Wilson High teacher checks Jeopardy off his bucket list
Wilson High School social studies teacher Scott Montanaro has watched Jeopardy since his youth. He considers himself a trivia buff and has spent many nights matching wits with fellow mavens at The Conquistador Lounge's trivia night. And when he watches Jeopardy on television, he says he answers the majority of questions correctly.
But as Montanaro learned in March, answering questions is much easier from his couch than in a Hollywood studio surroudned by an audience and face-to-face with Alex Trabek. Still, Montanaro delivered a respectable performance during his time on Jeopardy and won some money to boot.
Montanaro was selected to compete against 14 other teachers from across the United States in the Jeopardy Teachers Tournament. He reached the semifinals, won $10,000 personally and received a $2,500 for his classroom. The tournament aired in mid-May.
"My heart was racing," Montanaro says. "It was a surreal experience."
Montanaro took an online Jeopardy contestant test last year and was selected to attend an audition in Seattle last summer. The audition included a written quiz, a mock round of Jeopardy and a mock interview.
Montanaro says the central point of the audition wasn't to determine which prospective contestants were the most knowledgeable.
"They told us at that point that they are trying to see if you are at all comfortable on camera and with the spotlight shining on you, not the smartest but who would make decent TV, who would feel comfortable playing the game and talking about themselves," he says.
Montanaro left the audition not expecting to be one of the few hundred people selected out of the thousands of auditioners.
But sure enough, one day during class, he received a coy voicemail from a Jeopardy employee. And after a 10-minute conversation, Montanaro learned that he would be headed to Los Angeles for the teacher's tournament.
"I was excited," Montanaro says. "It's sort of been a bucket list goal of mine."
During the competition, Montanaro found out that many of the contestants prepared vigorously for their 15 minutes of fame. But with a 7-month-old baby at home, Montanaro's studying consisted of watching a couple episodes of Jeopardy per week.
"It was not the most opportune time to learn that you are going to be a contestant on Jeopardy," Montanaro says.
Nevertheless, Montanaro did well in his quarterfinal round, dominating the Spanish literature category and taking a lead late in the round. But he was unable to pull the trigger on a question about opera, even though the answer came to him moments later.
He wound up placing second out of three competitors, but still earned a spot in the semifinals by accumulating one of the highest totals of second place finishers.
But in the semifinals, he fell behind quickly. And after betting substantially on a daily double, he did not answer the question correctly — nullifying any chance of a comeback.
"I didn't get in a groove with the buzzer," Montanaro says of his semifinals performance. "So much of it is getting in the right time for when to buzz in."
Montanaro teaches world history and psychology but did not receive any questions in his areas of expertise, though his previous role as a Spanish teacher helped him considerably in the Spanish literature category.
Each episode takes 40 minutes to film, and Montanaro says it flies by quickly and he's since forgotten much of the experience.
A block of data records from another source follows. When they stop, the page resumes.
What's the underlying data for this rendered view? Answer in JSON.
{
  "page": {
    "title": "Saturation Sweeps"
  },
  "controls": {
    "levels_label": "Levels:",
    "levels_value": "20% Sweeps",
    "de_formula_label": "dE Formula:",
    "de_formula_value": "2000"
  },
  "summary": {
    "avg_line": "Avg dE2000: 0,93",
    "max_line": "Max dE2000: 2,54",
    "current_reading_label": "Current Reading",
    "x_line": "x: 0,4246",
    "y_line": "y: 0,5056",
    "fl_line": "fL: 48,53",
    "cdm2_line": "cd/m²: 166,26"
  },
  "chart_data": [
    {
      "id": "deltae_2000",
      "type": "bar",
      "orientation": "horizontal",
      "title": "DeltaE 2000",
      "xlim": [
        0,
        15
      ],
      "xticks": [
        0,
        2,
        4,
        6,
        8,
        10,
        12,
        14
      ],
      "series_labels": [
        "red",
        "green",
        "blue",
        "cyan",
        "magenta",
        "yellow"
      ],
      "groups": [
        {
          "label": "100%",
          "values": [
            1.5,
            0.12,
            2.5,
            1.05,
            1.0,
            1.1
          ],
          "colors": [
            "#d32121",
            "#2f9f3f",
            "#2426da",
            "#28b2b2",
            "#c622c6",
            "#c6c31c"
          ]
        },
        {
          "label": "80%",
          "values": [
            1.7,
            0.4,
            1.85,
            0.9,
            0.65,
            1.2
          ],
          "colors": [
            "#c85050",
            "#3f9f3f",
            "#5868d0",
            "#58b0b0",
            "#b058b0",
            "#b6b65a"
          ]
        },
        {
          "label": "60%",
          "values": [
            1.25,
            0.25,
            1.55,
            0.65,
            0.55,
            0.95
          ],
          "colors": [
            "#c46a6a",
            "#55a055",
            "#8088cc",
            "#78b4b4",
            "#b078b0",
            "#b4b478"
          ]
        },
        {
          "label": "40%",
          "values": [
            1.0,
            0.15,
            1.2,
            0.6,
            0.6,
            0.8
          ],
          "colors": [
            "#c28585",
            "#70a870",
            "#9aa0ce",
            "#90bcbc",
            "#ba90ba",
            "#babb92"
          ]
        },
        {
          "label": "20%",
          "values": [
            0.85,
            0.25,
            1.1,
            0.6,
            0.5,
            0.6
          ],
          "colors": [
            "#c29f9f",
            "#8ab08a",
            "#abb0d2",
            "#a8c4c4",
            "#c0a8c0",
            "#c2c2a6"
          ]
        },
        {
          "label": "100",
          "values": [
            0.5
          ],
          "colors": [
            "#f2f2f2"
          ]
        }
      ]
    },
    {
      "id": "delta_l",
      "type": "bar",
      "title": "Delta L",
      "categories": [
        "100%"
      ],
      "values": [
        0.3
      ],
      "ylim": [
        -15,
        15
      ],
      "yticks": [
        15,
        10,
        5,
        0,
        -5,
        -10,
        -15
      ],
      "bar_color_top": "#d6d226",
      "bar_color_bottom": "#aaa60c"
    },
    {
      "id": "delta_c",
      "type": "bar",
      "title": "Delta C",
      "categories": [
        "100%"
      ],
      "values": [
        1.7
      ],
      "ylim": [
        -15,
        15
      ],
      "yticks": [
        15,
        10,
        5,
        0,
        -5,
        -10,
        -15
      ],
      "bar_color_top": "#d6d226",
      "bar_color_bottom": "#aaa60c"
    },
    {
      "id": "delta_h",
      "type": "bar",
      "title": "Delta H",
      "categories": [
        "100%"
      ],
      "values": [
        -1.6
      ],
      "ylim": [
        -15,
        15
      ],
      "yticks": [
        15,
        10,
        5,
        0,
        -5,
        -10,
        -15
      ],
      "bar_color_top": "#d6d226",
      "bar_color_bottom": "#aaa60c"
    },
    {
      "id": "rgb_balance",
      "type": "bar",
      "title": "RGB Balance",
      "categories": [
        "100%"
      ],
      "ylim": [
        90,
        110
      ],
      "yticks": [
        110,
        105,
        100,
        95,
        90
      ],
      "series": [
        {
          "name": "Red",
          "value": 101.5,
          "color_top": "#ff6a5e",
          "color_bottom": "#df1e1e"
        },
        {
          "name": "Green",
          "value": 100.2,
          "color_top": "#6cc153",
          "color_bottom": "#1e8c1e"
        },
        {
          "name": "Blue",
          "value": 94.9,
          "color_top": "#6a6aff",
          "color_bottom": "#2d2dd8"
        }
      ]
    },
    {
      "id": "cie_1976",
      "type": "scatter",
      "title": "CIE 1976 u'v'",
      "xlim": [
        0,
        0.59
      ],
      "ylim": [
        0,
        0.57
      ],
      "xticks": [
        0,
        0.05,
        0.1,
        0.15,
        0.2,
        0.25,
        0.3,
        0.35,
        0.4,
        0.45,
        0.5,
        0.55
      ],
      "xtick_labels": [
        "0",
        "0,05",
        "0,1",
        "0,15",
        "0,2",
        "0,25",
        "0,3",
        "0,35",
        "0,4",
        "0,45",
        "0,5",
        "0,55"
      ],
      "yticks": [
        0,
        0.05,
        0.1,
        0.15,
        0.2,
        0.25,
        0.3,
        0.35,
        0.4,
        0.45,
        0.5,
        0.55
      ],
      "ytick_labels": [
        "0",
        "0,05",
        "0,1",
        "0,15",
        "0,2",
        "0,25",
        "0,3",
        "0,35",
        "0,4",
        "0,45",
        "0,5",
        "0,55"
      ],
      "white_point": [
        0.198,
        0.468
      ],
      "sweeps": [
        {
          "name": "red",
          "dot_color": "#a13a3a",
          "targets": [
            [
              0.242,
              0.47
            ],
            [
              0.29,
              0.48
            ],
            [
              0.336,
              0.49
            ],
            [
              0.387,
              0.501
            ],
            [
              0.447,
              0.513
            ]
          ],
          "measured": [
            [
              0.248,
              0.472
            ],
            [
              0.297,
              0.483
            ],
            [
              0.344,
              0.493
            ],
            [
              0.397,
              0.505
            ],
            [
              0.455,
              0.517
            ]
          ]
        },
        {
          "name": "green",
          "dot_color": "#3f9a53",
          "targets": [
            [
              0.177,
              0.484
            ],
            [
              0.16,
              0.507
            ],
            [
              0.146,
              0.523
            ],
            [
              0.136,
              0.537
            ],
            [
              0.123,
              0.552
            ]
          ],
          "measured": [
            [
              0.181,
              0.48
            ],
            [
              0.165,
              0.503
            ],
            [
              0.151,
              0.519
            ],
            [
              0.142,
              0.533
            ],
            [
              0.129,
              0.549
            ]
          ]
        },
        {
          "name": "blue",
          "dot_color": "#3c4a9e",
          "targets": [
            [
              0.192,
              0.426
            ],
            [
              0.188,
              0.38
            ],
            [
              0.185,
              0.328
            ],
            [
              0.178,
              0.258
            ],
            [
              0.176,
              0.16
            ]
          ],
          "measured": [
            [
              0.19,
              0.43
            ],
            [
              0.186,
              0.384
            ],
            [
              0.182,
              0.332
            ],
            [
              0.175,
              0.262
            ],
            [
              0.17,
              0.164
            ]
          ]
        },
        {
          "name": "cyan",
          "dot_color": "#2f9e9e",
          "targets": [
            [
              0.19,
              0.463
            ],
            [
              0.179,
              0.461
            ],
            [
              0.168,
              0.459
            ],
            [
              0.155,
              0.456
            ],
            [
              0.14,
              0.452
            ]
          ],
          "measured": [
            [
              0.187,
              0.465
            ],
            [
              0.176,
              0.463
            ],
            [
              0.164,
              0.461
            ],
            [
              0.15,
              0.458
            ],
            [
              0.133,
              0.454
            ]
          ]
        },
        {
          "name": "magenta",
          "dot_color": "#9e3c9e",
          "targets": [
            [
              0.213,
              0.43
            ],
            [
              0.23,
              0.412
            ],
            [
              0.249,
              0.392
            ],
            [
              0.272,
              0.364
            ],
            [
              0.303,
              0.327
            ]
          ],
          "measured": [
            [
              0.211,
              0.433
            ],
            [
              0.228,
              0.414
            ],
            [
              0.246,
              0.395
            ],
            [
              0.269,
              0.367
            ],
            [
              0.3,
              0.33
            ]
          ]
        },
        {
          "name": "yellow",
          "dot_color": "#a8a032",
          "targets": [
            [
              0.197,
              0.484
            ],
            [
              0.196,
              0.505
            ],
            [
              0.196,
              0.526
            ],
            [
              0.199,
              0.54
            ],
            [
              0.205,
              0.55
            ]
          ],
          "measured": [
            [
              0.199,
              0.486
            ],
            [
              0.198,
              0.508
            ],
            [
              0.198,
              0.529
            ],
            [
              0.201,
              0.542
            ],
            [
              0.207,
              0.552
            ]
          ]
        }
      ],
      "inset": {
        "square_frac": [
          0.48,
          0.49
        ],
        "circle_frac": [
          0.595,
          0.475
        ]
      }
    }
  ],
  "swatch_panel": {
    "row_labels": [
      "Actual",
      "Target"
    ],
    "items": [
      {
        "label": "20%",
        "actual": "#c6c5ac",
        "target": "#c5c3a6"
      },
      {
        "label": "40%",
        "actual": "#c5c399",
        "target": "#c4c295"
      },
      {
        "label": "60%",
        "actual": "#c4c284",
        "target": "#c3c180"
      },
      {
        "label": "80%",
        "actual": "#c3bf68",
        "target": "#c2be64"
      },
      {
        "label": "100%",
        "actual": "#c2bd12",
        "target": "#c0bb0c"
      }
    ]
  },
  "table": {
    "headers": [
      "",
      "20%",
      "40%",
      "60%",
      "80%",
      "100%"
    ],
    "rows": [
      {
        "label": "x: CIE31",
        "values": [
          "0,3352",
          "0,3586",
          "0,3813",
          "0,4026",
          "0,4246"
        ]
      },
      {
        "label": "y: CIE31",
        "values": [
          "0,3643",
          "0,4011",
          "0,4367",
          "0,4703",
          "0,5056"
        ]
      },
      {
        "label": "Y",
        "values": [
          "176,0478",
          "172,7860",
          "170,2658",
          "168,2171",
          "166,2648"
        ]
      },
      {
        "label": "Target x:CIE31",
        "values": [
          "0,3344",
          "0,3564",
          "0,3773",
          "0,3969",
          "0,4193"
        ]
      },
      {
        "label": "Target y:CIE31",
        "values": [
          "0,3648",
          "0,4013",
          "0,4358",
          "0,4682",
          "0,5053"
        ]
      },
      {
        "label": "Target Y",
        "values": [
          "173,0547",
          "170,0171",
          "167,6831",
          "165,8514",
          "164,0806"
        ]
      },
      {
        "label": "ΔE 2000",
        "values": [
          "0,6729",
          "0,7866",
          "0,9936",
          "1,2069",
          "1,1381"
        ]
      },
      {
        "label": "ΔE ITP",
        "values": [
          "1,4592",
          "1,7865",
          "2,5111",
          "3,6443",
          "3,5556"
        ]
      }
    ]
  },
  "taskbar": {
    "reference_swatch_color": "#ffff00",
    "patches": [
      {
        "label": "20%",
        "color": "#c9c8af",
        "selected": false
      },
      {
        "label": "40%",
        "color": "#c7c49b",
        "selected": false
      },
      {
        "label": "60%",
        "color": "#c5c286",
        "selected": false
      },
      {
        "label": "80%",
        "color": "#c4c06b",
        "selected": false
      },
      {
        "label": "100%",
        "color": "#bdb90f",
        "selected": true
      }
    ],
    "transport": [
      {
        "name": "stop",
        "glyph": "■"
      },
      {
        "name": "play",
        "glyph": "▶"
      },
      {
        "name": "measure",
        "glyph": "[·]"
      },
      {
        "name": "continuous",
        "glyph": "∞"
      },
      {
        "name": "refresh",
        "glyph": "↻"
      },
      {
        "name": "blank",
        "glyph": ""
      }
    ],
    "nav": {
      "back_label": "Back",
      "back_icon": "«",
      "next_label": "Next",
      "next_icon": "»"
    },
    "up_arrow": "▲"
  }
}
But he enjoyed his time behind the contestant panel.
"The whole time I thought 'This is fun. This is a once in a lifetime opportunity. This is cool and if I win some money that's icing on the cake,'" he says.
The experience also gave Montanaro a behind-the-scenes look at the production of Jeopardy. He learned that a consulting firm determines which questions will be asked during a round — and that contestants are doused with makeup before airings.
"I was completely unprepared as far as face wash or makeup remover," Montanaro says. "So I had this thick layer of makeup on and no way to get it off."
Montanaro says he didn't interact much with Trabek off-air, but enjoyed talking with him in person and watching him interact with the audience in between episodes.
"He's a Hollywood guy. Jeopardy is his personal fiefdom," Montanaro says. "He runs the show. It's pretty interesting to see him in person."
Montanaro says he will use the $10,000 check to contribute to his child's college and daycare funds, and he's considering using the $2,500 to pay for podcast equipment for his world history class.
Montanaro was contractually obligated to keep information about the tournament under wraps until the showings aired. So in the weeks after returning from Los Angeles and leading up to the airing, he had to stay mum even as students and fellow teachers tried to prod him into divulging how he performed.
"It's a big joke that I can't tell them how I did," he says.
Mantanaro recommends the experience to other Jeopardy-aficionados.
"If there are people out there who watch the show and think it would be fun to be a contestant, they should take the online test," he says. "I never thought that I'd get on, and I got on."